* _Exercise directions_: Leaving out all images, write out the records that follow exactly.

(Source data)
Content starts

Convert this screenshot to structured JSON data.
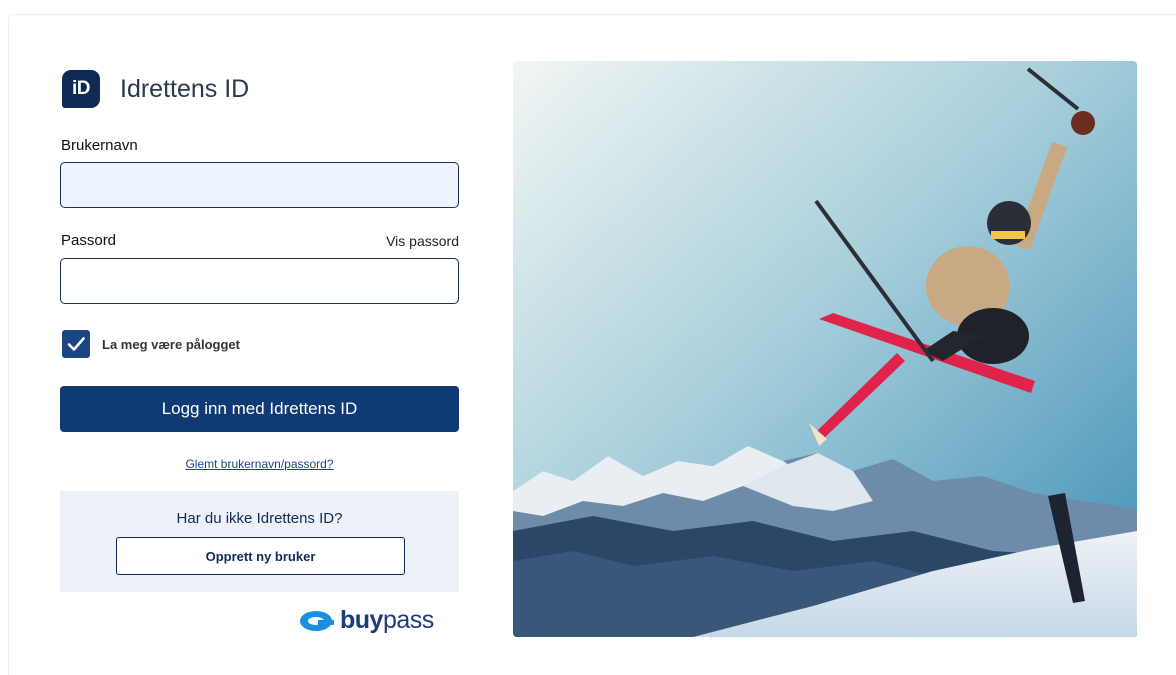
{
  "brand": {
    "badge": "iD",
    "name": "Idrettens ID"
  },
  "form": {
    "username_label": "Brukernavn",
    "username_value": "",
    "password_label": "Passord",
    "password_value": "",
    "show_password": "Vis passord",
    "remember_label": "La meg være pålogget",
    "remember_checked": true,
    "login_button": "Logg inn med Idrettens ID",
    "forgot_link": "Glemt brukernavn/passord?"
  },
  "signup": {
    "question": "Har du ikke Idrettens ID?",
    "button": "Opprett ny bruker"
  },
  "footer": {
    "provider_bold": "buy",
    "provider_rest": "pass"
  },
  "colors": {
    "primary": "#0f3a73",
    "navy": "#0f2b55",
    "checkbox": "#1b4584",
    "input_fill": "#eef4fd",
    "signup_bg": "#edf2f9"
  },
  "photo": {
    "subject": "skier-jumping-mountains"
  }
}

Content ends

* _Task result_:
Convert this screenshot to structured JSON data.
{
  "brand": {
    "badge": "iD",
    "name": "Idrettens ID"
  },
  "form": {
    "username_label": "Brukernavn",
    "username_value": "",
    "password_label": "Passord",
    "password_value": "",
    "show_password": "Vis passord",
    "remember_label": "La meg være pålogget",
    "remember_checked": true,
    "login_button": "Logg inn med Idrettens ID",
    "forgot_link": "Glemt brukernavn/passord?"
  },
  "signup": {
    "question": "Har du ikke Idrettens ID?",
    "button": "Opprett ny bruker"
  },
  "footer": {
    "provider_bold": "buy",
    "provider_rest": "pass"
  },
  "colors": {
    "primary": "#0f3a73",
    "navy": "#0f2b55",
    "checkbox": "#1b4584",
    "input_fill": "#eef4fd",
    "signup_bg": "#edf2f9"
  },
  "photo": {
    "subject": "skier-jumping-mountains"
  }
}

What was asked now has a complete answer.